It is no secret that the lack of a 100-yard performance by Husky star Myles Gaskin in the first two games against sub-par opponents has wound up the segment of Husky fans most prone to neurotic episodes. They argue things like:


Myles Gaskin ... great kid ... but this sophomore slump thing is as real as the Great Pumpkin


Damn, we suck. How can nobody see that? Fire Jonathan Smith

Look, I may well - ahem - be one of those guys who may have uttered one (or more) of those arguments in recent weeks.

But let’s step off the ledge for a moment and focus on the most simple of observations and explanations.

Let’s start with the obvious. Run blocking, while relatively simple from a concept standpoint, is something that takes a little while for offensive linemen to get in tune with. It is a common challenge in fall camp for coaches to simulate both game speed and game force when it comes to offensive linemen blocking defenders as they go downhill. The fact that UW has a couple of new faces in new positions on the interior complicates that fact.

Observation #2 is that the Husky rushing attack hasn’t been bad by any objective measurement. Gaskin has averaged about 4.6 yards per attempt in limited attempts. Compared to last year, that is about a yard less. Not great, but hardly a disaster, especially given that he’s had limited attempts (which limits the opportunity for the big plays that really boost YPAs). Under the circumstances of the first two games, this is hardly a catastrophe.

Finally, the most basic observation of all is the scoreboard. Washington is averaging 7.1 yards per play, second in the PAC and top 20 in the nation. They’ve done that despite amply rotating in backups and third stringers in both games as early as the second quarter. The bottom line here is that our opponents are giving us the pass with the idea of taking away the run. So, what are we doing? We are excelling in the passing game.

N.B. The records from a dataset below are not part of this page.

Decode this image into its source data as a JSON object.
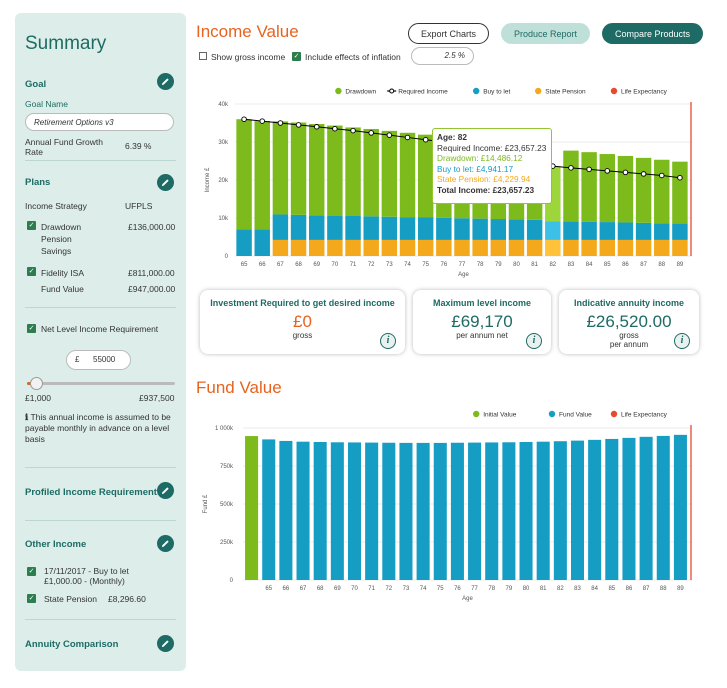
{
  "sidebar": {
    "title": "Summary",
    "goal": {
      "heading": "Goal",
      "name_label": "Goal Name",
      "name_value": "Retirement Options v3",
      "growth_label": "Annual Fund Growth Rate",
      "growth_value": "6.39 %"
    },
    "plans": {
      "heading": "Plans",
      "strategy_label": "Income Strategy",
      "strategy_value": "UFPLS",
      "items": [
        {
          "label": "Drawdown Pension Savings",
          "value": "£136,000.00"
        },
        {
          "label": "Fidelity ISA",
          "value": "£811,000.00"
        }
      ],
      "fund_value_label": "Fund Value",
      "fund_value": "£947,000.00"
    },
    "income_req": {
      "label": "Net Level Income Requirement",
      "currency": "£",
      "amount": "55000",
      "slider_min": "£1,000",
      "slider_max": "£937,500",
      "slider_fraction": 0.06,
      "note": "This annual income is assumed to be payable monthly in advance on a level basis"
    },
    "profiled_heading": "Profiled Income Requirements",
    "other_income": {
      "heading": "Other Income",
      "items": [
        {
          "label": "17/11/2017 - Buy to let £1,000.00 - (Monthly)",
          "value": ""
        },
        {
          "label": "State Pension",
          "value": "£8,296.60"
        }
      ]
    },
    "annuity_heading": "Annuity Comparison"
  },
  "header": {
    "title": "Income Value",
    "export_label": "Export Charts",
    "report_label": "Produce Report",
    "compare_label": "Compare Products"
  },
  "options": {
    "gross_label": "Show gross income",
    "gross_checked": false,
    "inflation_label": "Include effects of inflation",
    "inflation_checked": true,
    "inflation_value": "2.5 %"
  },
  "colors": {
    "drawdown": "#7dbb1d",
    "buy_to_let": "#169dc4",
    "state_pension": "#f4a81b",
    "life_expectancy": "#e94a2c",
    "teal": "#1d6b64",
    "orange": "#e8631f"
  },
  "chart_data": [
    {
      "type": "bar",
      "xlabel": "Age",
      "ylabel": "Income £",
      "ylim": [
        0,
        40000
      ],
      "yticks": [
        "0",
        "10k",
        "20k",
        "30k",
        "40k"
      ],
      "legend": [
        "Drawdown",
        "Required Income",
        "Buy to let",
        "State Pension",
        "Life Expectancy"
      ],
      "legend_position": "top-right",
      "categories": [
        "65",
        "66",
        "67",
        "68",
        "69",
        "70",
        "71",
        "72",
        "73",
        "74",
        "75",
        "76",
        "77",
        "78",
        "79",
        "80",
        "81",
        "82",
        "83",
        "84",
        "85",
        "86",
        "87",
        "88",
        "89"
      ],
      "series": [
        {
          "name": "State Pension",
          "values": [
            0,
            0,
            4229,
            4229,
            4229,
            4229,
            4229,
            4229,
            4229,
            4229,
            4229,
            4229,
            4229,
            4229,
            4229,
            4229,
            4229,
            4229,
            4229,
            4229,
            4229,
            4229,
            4229,
            4229,
            4229
          ]
        },
        {
          "name": "Buy to let",
          "values": [
            7000,
            7000,
            6700,
            6600,
            6500,
            6400,
            6300,
            6200,
            6100,
            6000,
            5900,
            5800,
            5700,
            5600,
            5500,
            5400,
            5300,
            4941,
            4900,
            4800,
            4700,
            4600,
            4500,
            4400,
            4300
          ]
        },
        {
          "name": "Drawdown",
          "values": [
            29000,
            28500,
            24500,
            24300,
            24000,
            23700,
            23300,
            23000,
            22600,
            22200,
            21800,
            21500,
            21100,
            20800,
            20400,
            20000,
            19600,
            14486,
            18600,
            18300,
            17900,
            17500,
            17100,
            16700,
            16300
          ]
        }
      ],
      "required_income": [
        36000,
        35500,
        35000,
        34500,
        34000,
        33500,
        33000,
        32400,
        31800,
        31200,
        30600,
        30000,
        29400,
        28800,
        28200,
        27600,
        26500,
        23657,
        23200,
        22800,
        22400,
        22000,
        21600,
        21200,
        20600
      ],
      "life_expectancy_age": "89",
      "tooltip": {
        "age_label": "Age: 82",
        "required": "Required Income: £23,657.23",
        "drawdown": "Drawdown: £14,486.12",
        "buy_to_let": "Buy to let: £4,941.17",
        "state_pension": "State Pension: £4,229.94",
        "total": "Total Income: £23,657.23"
      }
    },
    {
      "type": "bar",
      "xlabel": "Age",
      "ylabel": "Fund £",
      "ylim": [
        0,
        1000000
      ],
      "yticks": [
        "0",
        "250k",
        "500k",
        "750k",
        "1 000k"
      ],
      "legend": [
        "Initial Value",
        "Fund Value",
        "Life Expectancy"
      ],
      "legend_position": "top-right",
      "categories": [
        "",
        "65",
        "66",
        "67",
        "68",
        "69",
        "70",
        "71",
        "72",
        "73",
        "74",
        "75",
        "76",
        "77",
        "78",
        "79",
        "80",
        "81",
        "82",
        "83",
        "84",
        "85",
        "86",
        "87",
        "88",
        "89"
      ],
      "series": [
        {
          "name": "Initial Value",
          "values": [
            947000,
            0,
            0,
            0,
            0,
            0,
            0,
            0,
            0,
            0,
            0,
            0,
            0,
            0,
            0,
            0,
            0,
            0,
            0,
            0,
            0,
            0,
            0,
            0,
            0,
            0
          ]
        },
        {
          "name": "Fund Value",
          "values": [
            0,
            925000,
            915000,
            910000,
            908000,
            906000,
            905000,
            904000,
            903000,
            902000,
            902000,
            902000,
            903000,
            904000,
            905000,
            906000,
            908000,
            910000,
            913000,
            917000,
            922000,
            928000,
            935000,
            942000,
            948000,
            955000
          ]
        }
      ],
      "life_expectancy_age": "89"
    }
  ],
  "cards": [
    {
      "title": "Investment Required to get desired income",
      "value": "£0",
      "sub1": "gross",
      "sub2": ""
    },
    {
      "title": "Maximum level income",
      "value": "£69,170",
      "sub1": "per annum net",
      "sub2": ""
    },
    {
      "title": "Indicative annuity income",
      "value": "£26,520.00",
      "sub1": "gross",
      "sub2": "per annum"
    }
  ],
  "fund": {
    "title": "Fund Value"
  }
}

This game can sometimes look harder than what it is. For those of you that obsess on the complexities, John and Brad broke down the run game in very technical detail. If that helps your neuroses, than godspeed.

But I submit to you that it is more simple than what it seems. All you have to do is open your mind to the soothing sounds of reason and the troubles you feel will fade into the background. Let your face feel the breeze off the lake, your eyes see the wave of purple in the crowd, and your ears hear the wailing of the siren as the Huskies score again. It’s all good.

And, yes, go ahead and acknowledge that you are crazy. But, don’t worry. So am I.